Secretly Monitor Cop Stops With New ACLU App

The American Civil Liberties Union of New Jersey is unveiling an Android app allowing citizens to secretly record audio and video of police stops, and have the footage sent to the group’s servers for review.

“This app provides an essential tool for police accountability,” ACLU-NJ Executive Director Deborah Jacobs said in a statement. “Too often incidents of serious misconduct go unreported because citizens don’t feel that they will be believed. Here, the technology empowers citizens to place a check on police power directly.”

The Police Tape app is among a growing number of apps aimed at empowering citizens in their encounters with police activity. The New York chapter of the ACLU released a similar app last month, and others enable protesters to notify family, friends and attorneys if they’ve been arrested.

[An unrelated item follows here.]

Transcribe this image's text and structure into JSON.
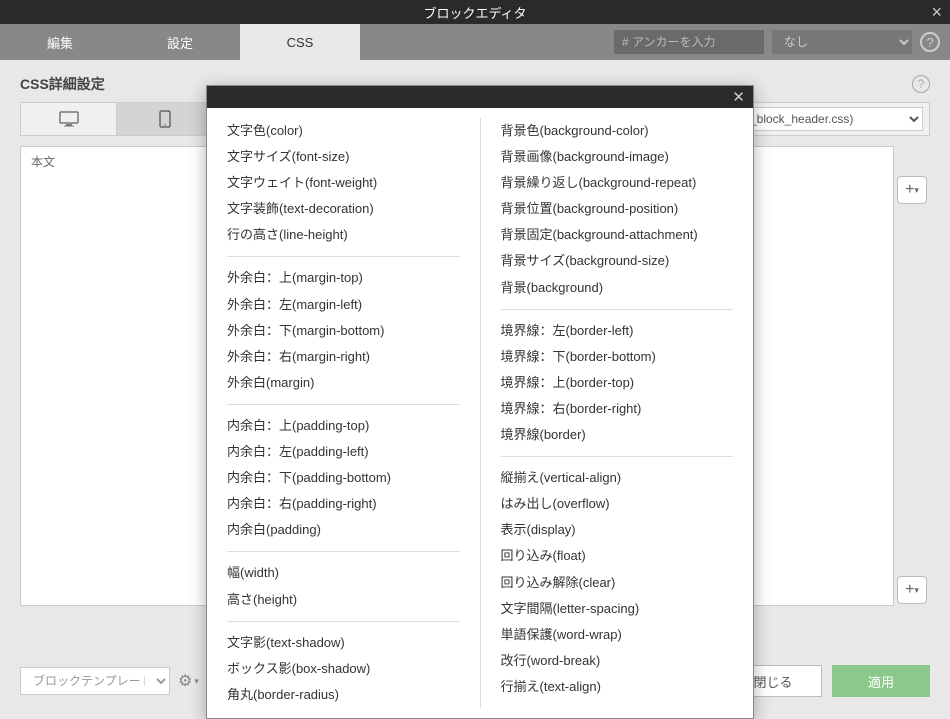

Its development comes two weeks after the death of Rodney King, whose 1991 video-taped beating at the hands of Los Angeles police seemingly ushered in new role of the citizen watchdog. Now two decades later, a wide swath of the public is armed with tiny recording devices — their mobile phones, and the ACLU is seeking to make it as easy as ever to capture the authorities with video or audio — though police officers never seem to be fans of the practice.

The latest app allows users to press a button on their Android device and it will secretly record video or audio, although the phone won’t look like it’s in recording mode. The recordings can be uploaded to the New Jersey affiliate’s servers, or simply stored on the phone in a non-obvious file system location.

The iPhone version is awaiting approval from Apple.

Alex Shalom, policy counsel for the New Jersey affiliate, said in a telephone interview that though the app is intended for residents of the Garden State, if the group believes somebody outside of New Jersey’s rights were violated, the group would send the footage to the appropriate ACLU affiliate for review.

“We think taping police is a good accountability tool,” he said. “We’re bringing it into the 21st Century.”

At least in this case, the feds don’t disagree with the ACLU. In May, the Justice Department said the public had a constitutional right to record the police in public.